Have students select three news stories published in the United States about Mexico over the last ten years. These can be print or online articles, news clips from newspapers or magazines, or television clips. Topics can include immigration, drugs, corruption, trade, crime, and Mexican politics, among others. Students should identify the following: what is the focus and tone of the piece? How is Mexico described and depicted? How do these portrayals of Mexico help or harm Americans' perceptions of their southern neighbor? How do you think they might affect U.S. policy towards Mexico? Have students share their analysis through a class presentation and/or poster session.

Supplementary Materials

  1. Alden, Edward. The Closing of the American Border. New York: HarperCollins, 2008.
  2. Astorga, Luis, and David A. Shirk. "Drug Trafficking Organizations and Counter-Drug Strategies in the U.S.-Mexican Context." Center for U.S.-Mexican Studies, San Diego; Woodrow Wilson Mexico Institute, Washington, DC; El Colegio de la Frontera Norte, Tijuana; El Colegio de México, Mexico City, 2010.
  3. Audley, John J., Demetrios G. Papademetriou, Sandra Polaski, and Scott Vaughan. "NAFTA's Promise and Reality: Lessons From Mexico for the Hemisphere." Washington, DC: Carnegie Endowment for International Peace, 2004.
  4. Azevedo, João Pedro, Louise Cord, and Carolina Díaz-Bonilla. "On the Edge of Uncertainty: Poverty Reduction in Latin America and the Caribbean during the Great Recession and Beyond." Washington, DC: World Bank, 2011.
  5. Cárdenas, Mauricio, Homi Kharas, and Camila Henao. "Latin America's Global Middle Class." Washington, DC: Brookings Institution, 2011.
  6. Cohen, Debra. Bracero. Chapel Hill: University of North Carolina Press, 2011.
  7. Domínguez, Jorge I., and Rafael Fernández de Castro. The United States and Mexico: Between Partnership and Conflict. Second edition. New York: Routledge, 2010.
  8. Esquivel, Gerardo, Nora Lustig, and John Scott. "A Decade of Falling Inequality in Mexico: Market Forces or State Actions." New York: United Nations Development Programme, 2010.
  9. Ganster, Paul, and David E. Lorey. The U.S.-Mexican Border into the Twenty-First Century. Second Edition.
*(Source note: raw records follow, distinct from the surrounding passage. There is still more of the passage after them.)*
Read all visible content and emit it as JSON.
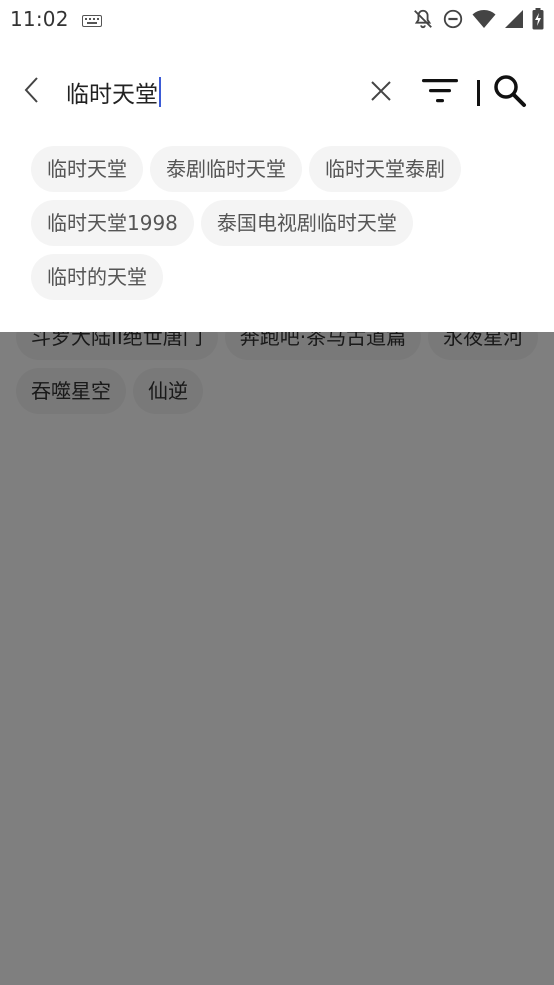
{
  "status_bar": {
    "time": "11:02"
  },
  "icons": {
    "keyboard": "keyboard-icon",
    "notifications_off": "bell-off-icon",
    "do_not_disturb": "do-not-disturb-icon",
    "wifi": "wifi-icon",
    "signal": "signal-icon",
    "battery": "battery-charging-icon",
    "back": "chevron-left-icon",
    "clear": "close-icon",
    "filter": "filter-icon",
    "search": "search-icon"
  },
  "search": {
    "value": "临时天堂"
  },
  "suggestions": [
    "临时天堂",
    "泰剧临时天堂",
    "临时天堂泰剧",
    "临时天堂1998",
    "泰国电视剧临时天堂",
    "临时的天堂"
  ],
  "background_chips": [
    "斗罗大陆II绝世唐门",
    "奔跑吧·茶马古道篇",
    "永夜星河",
    "吞噬星空",
    "仙逆"
  ],
  "colors": {
    "overlay": "#808080",
    "caret": "#3b5bd6",
    "chip_bg": "#f4f4f4"
  }
}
Lanham: Rowman and Littlefield, 2008.
  10. Human Rights Watch. "Neither Rights nor Security: Killings, Torture, and Disappearances in Mexico's 'War on Drugs'." 2011.
  11. Krauze, Enrique. Mexico: Biography of Power. New York: HarperCollins, 1997.
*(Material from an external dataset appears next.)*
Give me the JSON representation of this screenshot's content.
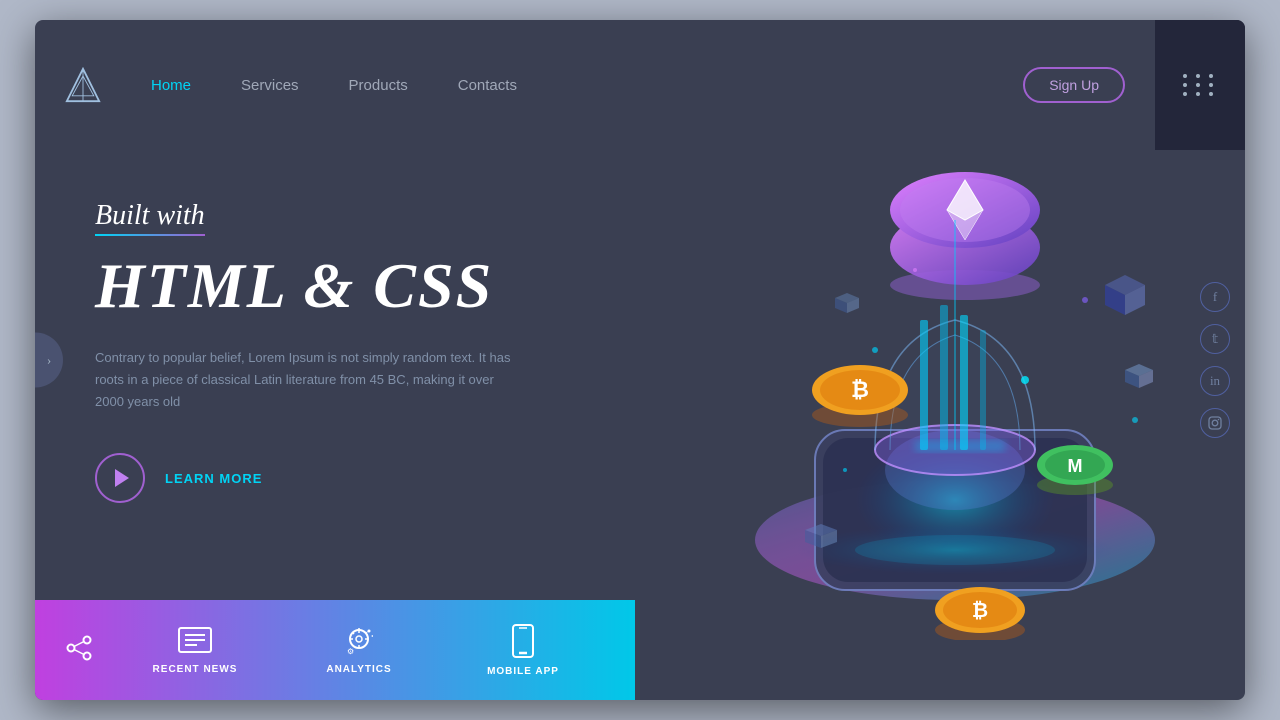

  12. Mauer, Noel. "The Empire Struck Back: The Mexican Oil Expropriation of 1938 Reconsidered." Cambridge, MA: Harvard Business School, 2010.
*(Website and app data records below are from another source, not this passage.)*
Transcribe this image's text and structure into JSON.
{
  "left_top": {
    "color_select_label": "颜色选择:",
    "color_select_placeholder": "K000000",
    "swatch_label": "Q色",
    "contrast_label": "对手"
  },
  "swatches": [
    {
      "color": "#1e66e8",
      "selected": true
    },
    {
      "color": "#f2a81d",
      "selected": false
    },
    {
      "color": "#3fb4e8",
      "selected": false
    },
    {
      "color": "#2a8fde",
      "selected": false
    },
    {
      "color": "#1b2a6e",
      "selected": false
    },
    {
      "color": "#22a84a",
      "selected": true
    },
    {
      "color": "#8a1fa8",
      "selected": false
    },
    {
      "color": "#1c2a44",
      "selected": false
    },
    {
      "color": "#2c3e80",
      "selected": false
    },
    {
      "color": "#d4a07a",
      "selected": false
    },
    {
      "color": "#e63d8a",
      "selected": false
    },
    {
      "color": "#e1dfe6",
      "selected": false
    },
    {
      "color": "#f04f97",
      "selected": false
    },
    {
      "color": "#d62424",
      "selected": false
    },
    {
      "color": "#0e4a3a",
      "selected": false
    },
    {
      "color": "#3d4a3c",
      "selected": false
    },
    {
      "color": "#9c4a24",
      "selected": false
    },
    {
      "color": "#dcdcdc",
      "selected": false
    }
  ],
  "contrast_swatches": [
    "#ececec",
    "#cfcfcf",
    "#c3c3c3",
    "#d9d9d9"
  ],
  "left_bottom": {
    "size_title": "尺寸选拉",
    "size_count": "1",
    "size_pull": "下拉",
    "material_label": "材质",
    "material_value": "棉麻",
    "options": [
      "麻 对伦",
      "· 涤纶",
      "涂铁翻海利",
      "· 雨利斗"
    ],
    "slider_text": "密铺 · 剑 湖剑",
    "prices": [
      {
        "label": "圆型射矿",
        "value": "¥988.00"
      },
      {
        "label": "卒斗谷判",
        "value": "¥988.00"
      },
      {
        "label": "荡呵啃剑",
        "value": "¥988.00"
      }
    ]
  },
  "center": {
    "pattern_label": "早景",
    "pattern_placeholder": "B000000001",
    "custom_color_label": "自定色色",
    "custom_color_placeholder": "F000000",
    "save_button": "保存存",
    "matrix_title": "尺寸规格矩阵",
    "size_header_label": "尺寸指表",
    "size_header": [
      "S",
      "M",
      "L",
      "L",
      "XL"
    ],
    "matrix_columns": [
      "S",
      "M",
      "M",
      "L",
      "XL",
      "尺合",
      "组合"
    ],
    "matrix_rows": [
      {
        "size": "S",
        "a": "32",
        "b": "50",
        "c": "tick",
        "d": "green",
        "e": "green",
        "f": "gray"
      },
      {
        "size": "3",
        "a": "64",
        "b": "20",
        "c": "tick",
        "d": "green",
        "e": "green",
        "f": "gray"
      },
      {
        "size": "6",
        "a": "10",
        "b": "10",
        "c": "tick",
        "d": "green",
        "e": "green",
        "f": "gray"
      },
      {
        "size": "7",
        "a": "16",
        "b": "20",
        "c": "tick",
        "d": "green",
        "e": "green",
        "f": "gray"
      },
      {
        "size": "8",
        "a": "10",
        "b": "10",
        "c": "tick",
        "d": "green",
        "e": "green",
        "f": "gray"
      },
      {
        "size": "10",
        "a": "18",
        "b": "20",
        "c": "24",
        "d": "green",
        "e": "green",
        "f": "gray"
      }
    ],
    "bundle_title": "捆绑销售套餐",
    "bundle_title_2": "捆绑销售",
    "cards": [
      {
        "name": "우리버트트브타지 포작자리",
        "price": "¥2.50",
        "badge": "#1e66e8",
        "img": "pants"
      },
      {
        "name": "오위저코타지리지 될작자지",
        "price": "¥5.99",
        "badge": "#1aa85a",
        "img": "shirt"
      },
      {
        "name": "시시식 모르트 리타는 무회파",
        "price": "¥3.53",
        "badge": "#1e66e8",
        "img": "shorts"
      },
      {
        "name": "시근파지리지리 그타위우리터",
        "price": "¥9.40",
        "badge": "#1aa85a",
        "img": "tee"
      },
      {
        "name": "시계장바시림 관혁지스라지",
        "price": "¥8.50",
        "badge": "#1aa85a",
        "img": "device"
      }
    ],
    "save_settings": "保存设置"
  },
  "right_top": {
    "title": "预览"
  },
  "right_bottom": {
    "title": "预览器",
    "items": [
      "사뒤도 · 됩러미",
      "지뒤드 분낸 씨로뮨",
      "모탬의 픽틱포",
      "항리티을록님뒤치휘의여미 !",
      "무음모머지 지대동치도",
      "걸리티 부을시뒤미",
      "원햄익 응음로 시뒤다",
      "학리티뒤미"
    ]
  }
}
  13. Pastor, Robert. The North American Idea: A Vision of a Continental Future. New York: Oxford University Press, 2011.
  14. Preston, Julia, and Samuel Dillon. Opening Mexico: The Making of a Democracy. New York: Farrar, Straus and Giroux, 2004.
  15. Selee, Andrew, and Peschard, Jacqueline, eds. Mexico's Democratic Challenges. Washington, DC: Woodrow Wilson International Center for Scholars, 2010.
  16. St. John, Rachel. Line in the Sand: A History of the Western U.S.-Mexico Border. Princeton: Princeton University Press, 2011.
  17. Villarreal, M. Angeles. "NAFTA and the Mexican Economy." Congressional Research Service, 2010.
  18. Wilson, Christopher. "Working Together: Economic Ties Between the United States and Mexico." Washington, DC: Woodrow Wilson Center, Mexico Institute, 2011.